Of all the many nations that we read about in the Old Testament, Uriah recognized that Israel sustained a unique relationship with God. Since the Lord had chosen them “to be a special people unto himself, above all people that are upon the face of the earth” (Deut, 7:6), this faithful soldier was proud to take his stand with the people of God. Today we should see in this a representation of the Lord’s church, Christ’s spiritual body of whom He is the Savior (Eph. 5:23), because in Jesus we are no less than “an elect race, a royal priesthood, a holy nation, a people for God’s on possession” (1 Pet. 2:9/ ASV).
No wonder Satan attacks the church, wanting to destroy its identity and uniqueness, because he hates what the church is all about! He knows that it is destined to take its flight to glory one of these days (1 Cor. 15:24), and its mission is that of saving souls (1 Cor. 1:21). While the influence of the church is suffering in some places because of apathy, worldliness and apostasy, are we content to be on “furlough” and sit idly by? No, let’s “stand fast in one spirit, with one mind striving together for the faith of the gospel” (Phil. 1:27).
Evidently when Uriah married Bathsheba, he married into the tribe of Judah, so in that sense they stood for family. One of the best reasons for taking our stand on the front-line of serving God and maintaining doctrinal purity has to do with our children and grandchildren, not to mention even future generations that we may never see. As should be obvious to all, the home (as God defines and regulates it) is under attack today by Satan and the world, but every parent should consider this as a “front-line” where we are going to take a stand for what is right.
Taking such a stand cannot involve a compromising of our Bible-based convictions, even in ways that might seem small and insignificant, but we must bring our children up “in the nurture and admonition of the Lord” (Eph. 6:4). This involves the commitment to not allow anything into our homes that is destructive and detrimental, realizing that there is much truth to the old adage– “As goes the home, so goes the church.” May the Lord help us to realize how true that is!
JOAB & HIS SERVANTS
Uriah ended his statement by saying: “My Lord Joab, and the servants of my lord, are encamped in the open fields.” What was he was trying to convey to David?
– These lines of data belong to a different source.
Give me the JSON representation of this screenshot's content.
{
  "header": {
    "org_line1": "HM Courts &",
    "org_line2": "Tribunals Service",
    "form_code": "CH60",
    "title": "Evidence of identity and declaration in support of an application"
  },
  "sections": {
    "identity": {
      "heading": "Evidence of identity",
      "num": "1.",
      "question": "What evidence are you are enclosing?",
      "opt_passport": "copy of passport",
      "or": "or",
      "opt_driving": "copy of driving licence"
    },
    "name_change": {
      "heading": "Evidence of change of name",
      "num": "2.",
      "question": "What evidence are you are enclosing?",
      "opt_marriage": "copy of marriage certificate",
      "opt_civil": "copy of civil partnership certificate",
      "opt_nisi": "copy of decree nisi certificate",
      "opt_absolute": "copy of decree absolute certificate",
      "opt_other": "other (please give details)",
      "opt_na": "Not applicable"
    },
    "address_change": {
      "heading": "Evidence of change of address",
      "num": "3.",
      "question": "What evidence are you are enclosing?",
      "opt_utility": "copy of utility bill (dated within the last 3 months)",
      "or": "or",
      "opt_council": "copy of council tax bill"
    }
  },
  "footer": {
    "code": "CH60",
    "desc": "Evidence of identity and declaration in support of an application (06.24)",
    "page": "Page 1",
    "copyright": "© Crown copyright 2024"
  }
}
It was that he felt a personal responsibility to stand alongside Joab (the commander) and his fellow-soldiers in the fight, wanting to do his part in battle. Unless this is our attitude, realizing that there is something of value that we can bring to the fight, we cannot be a “good soldier of Jesus Christ” (2 Tim. 2:3).
Article by: Billy D. Dickinson